Climate Change Is Accelerating Permafrost Thawing. And It’s Destroying Arctic Cities.
As climate change accelerates permafrost thawing, what can be done to maintain the resource-rich hubs Russia relies on?
Cracking and collapsing structures are a growing problem in cities like Norilsk—a nickel-producing centre of 177,000 people located 180 miles above the Arctic Circle—as climate change thaws the perennially frozen soil and increases precipitation. Valery Tereshkov, deputy head of the emergencies ministry in the Krasnoyarsk region, wrote in an article this year that almost 60 percent of all buildings in Norilsk have been deformed as a result of climate change shrinking the permafrost zone. Local engineers said more than 100 residential buildings, or one-tenth of the housing fund, have been vacated here due to damage from thawing permafrost.

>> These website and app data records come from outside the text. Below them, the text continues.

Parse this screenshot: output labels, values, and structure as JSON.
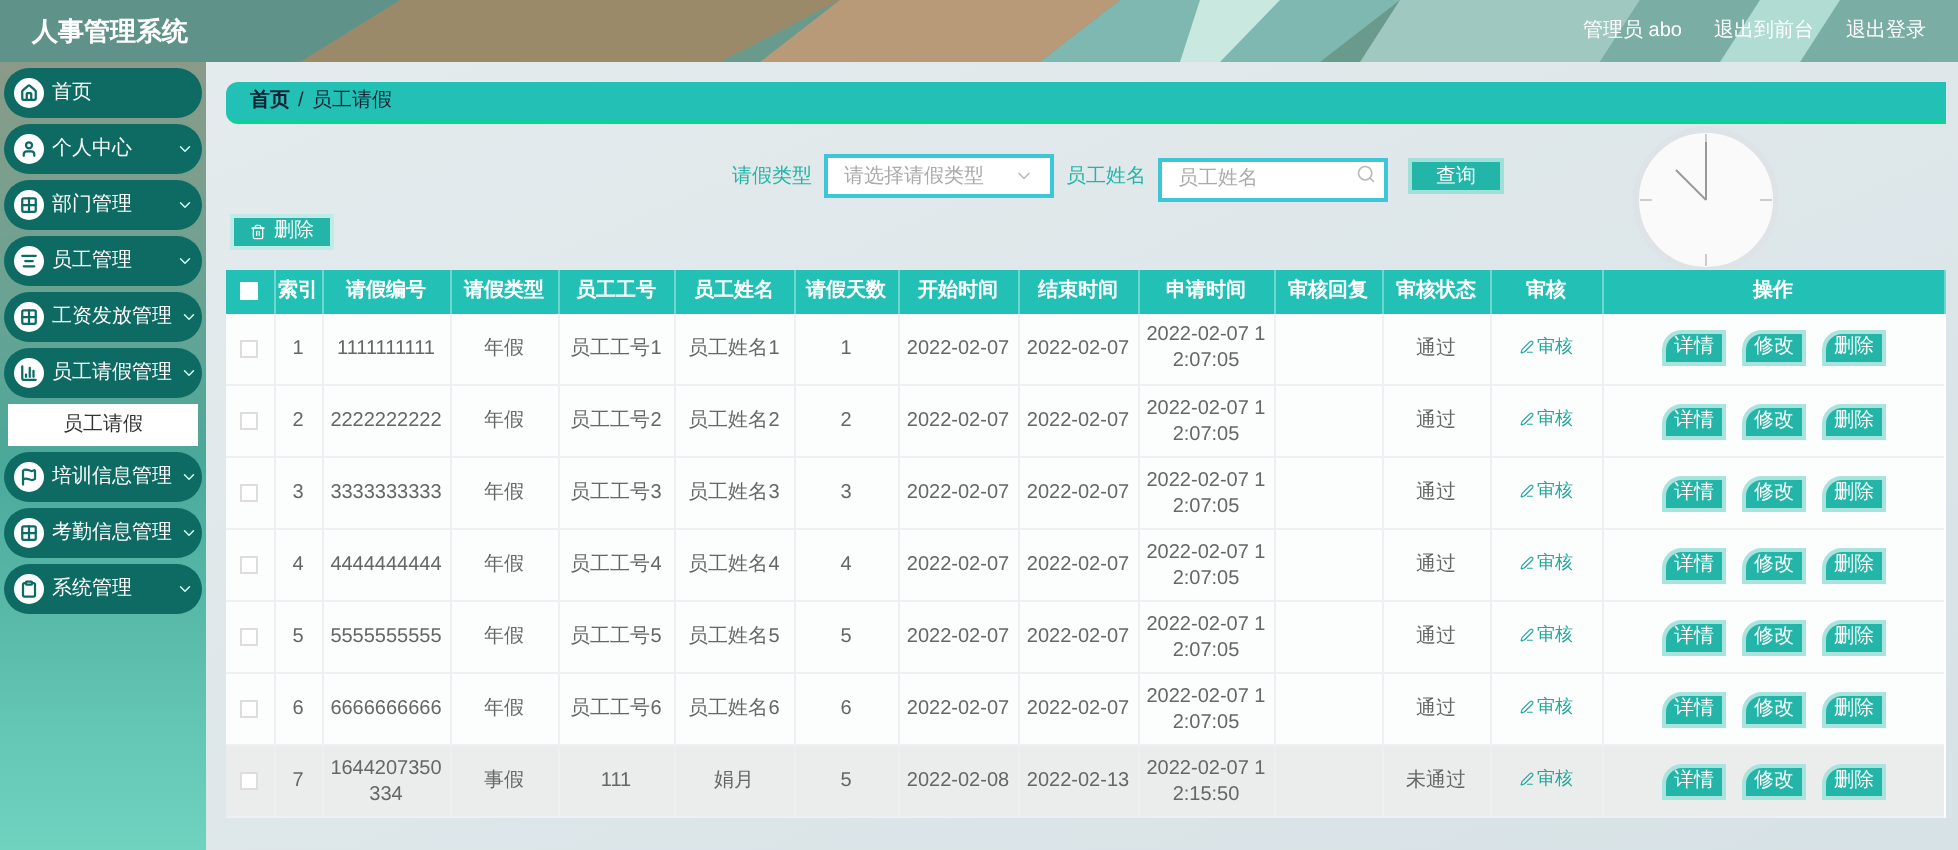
{
  "header": {
    "title": "人事管理系统",
    "links": [
      "管理员 abo",
      "退出到前台",
      "退出登录"
    ]
  },
  "sidebar": {
    "items": [
      {
        "label": "首页",
        "has_arrow": false
      },
      {
        "label": "个人中心",
        "has_arrow": true
      },
      {
        "label": "部门管理",
        "has_arrow": true
      },
      {
        "label": "员工管理",
        "has_arrow": true
      },
      {
        "label": "工资发放管理",
        "has_arrow": true
      },
      {
        "label": "员工请假管理",
        "has_arrow": true,
        "children": [
          {
            "label": "员工请假",
            "selected": true
          }
        ]
      },
      {
        "label": "培训信息管理",
        "has_arrow": true
      },
      {
        "label": "考勤信息管理",
        "has_arrow": true
      },
      {
        "label": "系统管理",
        "has_arrow": true
      }
    ]
  },
  "breadcrumb": [
    "首页",
    "/",
    "员工请假"
  ],
  "search": {
    "type_label": "请假类型",
    "type_placeholder": "请选择请假类型",
    "name_label": "员工姓名",
    "name_placeholder": "员工姓名",
    "button": "查询"
  },
  "delete_button": "删除",
  "table": {
    "select_all_checked": false,
    "columns": [
      "索引",
      "请假编号",
      "请假类型",
      "员工工号",
      "员工姓名",
      "请假天数",
      "开始时间",
      "结束时间",
      "申请时间",
      "审核回复",
      "审核状态",
      "审核",
      "操作"
    ],
    "rows": [
      {
        "checked": false,
        "highlighted": false,
        "cells": [
          "1",
          "1111111111",
          "年假",
          "员工工号1",
          "员工姓名1",
          "1",
          "2022-02-07",
          "2022-02-07",
          "2022-02-07 12:07:05",
          "",
          "通过"
        ],
        "review": "审核",
        "actions": [
          "详情",
          "修改",
          "删除"
        ]
      },
      {
        "checked": false,
        "highlighted": false,
        "cells": [
          "2",
          "2222222222",
          "年假",
          "员工工号2",
          "员工姓名2",
          "2",
          "2022-02-07",
          "2022-02-07",
          "2022-02-07 12:07:05",
          "",
          "通过"
        ],
        "review": "审核",
        "actions": [
          "详情",
          "修改",
          "删除"
        ]
      },
      {
        "checked": false,
        "highlighted": false,
        "cells": [
          "3",
          "3333333333",
          "年假",
          "员工工号3",
          "员工姓名3",
          "3",
          "2022-02-07",
          "2022-02-07",
          "2022-02-07 12:07:05",
          "",
          "通过"
        ],
        "review": "审核",
        "actions": [
          "详情",
          "修改",
          "删除"
        ]
      },
      {
        "checked": false,
        "highlighted": false,
        "cells": [
          "4",
          "4444444444",
          "年假",
          "员工工号4",
          "员工姓名4",
          "4",
          "2022-02-07",
          "2022-02-07",
          "2022-02-07 12:07:05",
          "",
          "通过"
        ],
        "review": "审核",
        "actions": [
          "详情",
          "修改",
          "删除"
        ]
      },
      {
        "checked": false,
        "highlighted": false,
        "cells": [
          "5",
          "5555555555",
          "年假",
          "员工工号5",
          "员工姓名5",
          "5",
          "2022-02-07",
          "2022-02-07",
          "2022-02-07 12:07:05",
          "",
          "通过"
        ],
        "review": "审核",
        "actions": [
          "详情",
          "修改",
          "删除"
        ]
      },
      {
        "checked": false,
        "highlighted": false,
        "cells": [
          "6",
          "6666666666",
          "年假",
          "员工工号6",
          "员工姓名6",
          "6",
          "2022-02-07",
          "2022-02-07",
          "2022-02-07 12:07:05",
          "",
          "通过"
        ],
        "review": "审核",
        "actions": [
          "详情",
          "修改",
          "删除"
        ]
      },
      {
        "checked": false,
        "highlighted": true,
        "cells": [
          "7",
          "1644207350334",
          "事假",
          "111",
          "娟月",
          "5",
          "2022-02-08",
          "2022-02-13",
          "2022-02-07 12:15:50",
          "",
          "未通过"
        ],
        "review": "审核",
        "actions": [
          "详情",
          "修改",
          "删除"
        ]
      }
    ]
  }
}
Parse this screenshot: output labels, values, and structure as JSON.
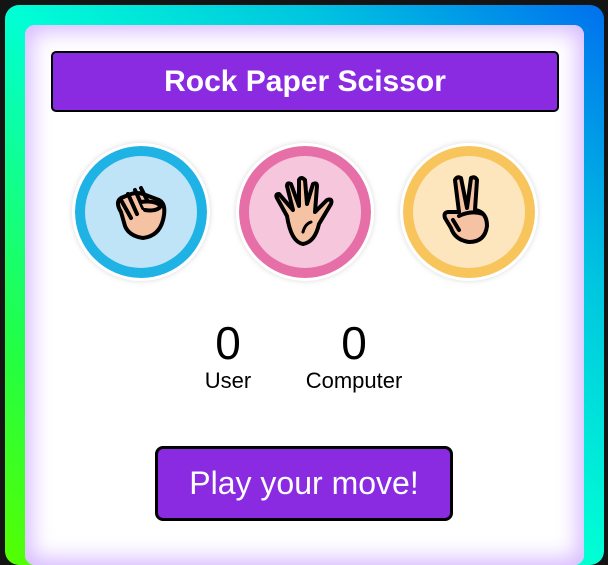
{
  "header": {
    "title": "Rock Paper Scissor"
  },
  "choices": [
    {
      "id": "rock",
      "icon": "fist-icon",
      "ring": "#1fb2e5",
      "fill": "#bfe3f7"
    },
    {
      "id": "paper",
      "icon": "open-hand-icon",
      "ring": "#e76fa8",
      "fill": "#f6c7dc"
    },
    {
      "id": "scissors",
      "icon": "peace-hand-icon",
      "ring": "#f7c55c",
      "fill": "#fde6be"
    }
  ],
  "scoreboard": {
    "user_score": "0",
    "user_label": "User",
    "computer_score": "0",
    "computer_label": "Computer"
  },
  "message": {
    "text": "Play your move!"
  },
  "colors": {
    "accent": "#8a2be2",
    "skin": "#f5c3a3"
  }
}
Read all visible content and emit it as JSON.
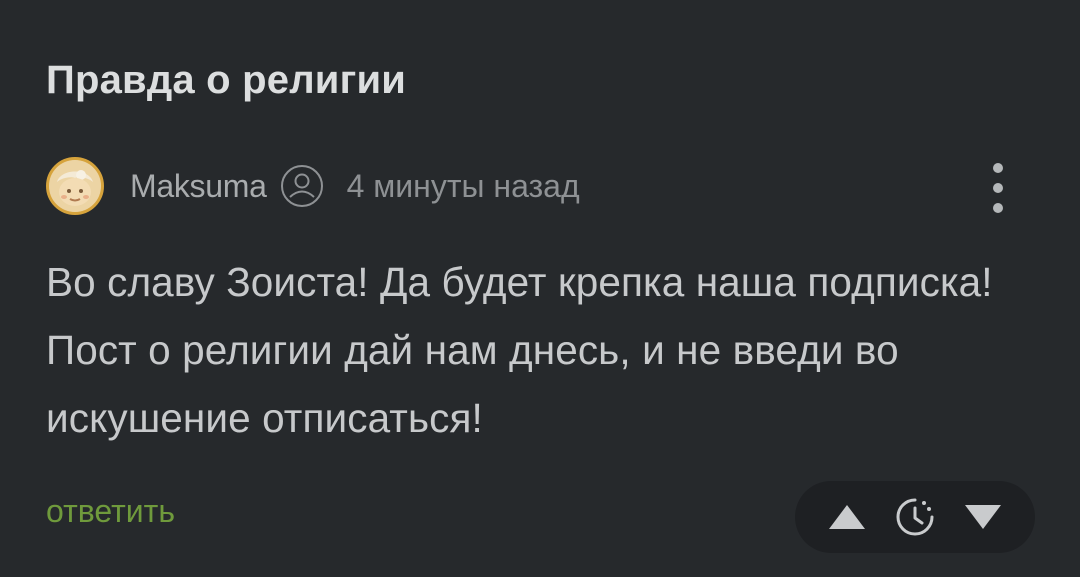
{
  "post": {
    "title": "Правда о религии"
  },
  "comment": {
    "author": "Maksuma",
    "time": "4 минуты назад",
    "text": "Во славу Зоиста! Да будет крепка наша подписка! Пост о религии дай нам днесь, и не введи во искушение отписаться!",
    "reply_label": "ответить"
  },
  "icons": {
    "user_badge": "user-circle-icon",
    "more": "vertical-dots-icon",
    "upvote": "triangle-up-icon",
    "rating_hidden": "clock-icon",
    "downvote": "triangle-down-icon"
  },
  "colors": {
    "background": "#26292c",
    "title": "#dcdedf",
    "reply_accent": "#6f9a3c",
    "vote_pill_bg": "#1e2023"
  }
}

Global warming has been tied to more frequent forest fires and flooding across Russia, but its impact on permafrost, which covers two-thirds of the country’s territory, is also beginning to be felt. At least seven giant craters have been discovered in Siberia—reportedly caused by thawing permafrost allowing methane to explode out of the ground—and a 12-year-old boy in Salekhard died from anthrax in August after thawing released bacteria.
Arctic islands and the northern coastline—and scientific outposts there—are disappearing into the sea as permafrost thaws, sea ice melts and wave action increases. Valery Grebenets of Moscow State University’s department of cryolithology and glaciology teaches his students 13 “horror stories” about thawing permafrost, including buckling roads and railways, soil runoff killing fish and the release of toxic and radioactive pollutants contained by frozen dams.
The problem also threatens Alaska, Canada and other northern territories, but only Russia has cities so far north.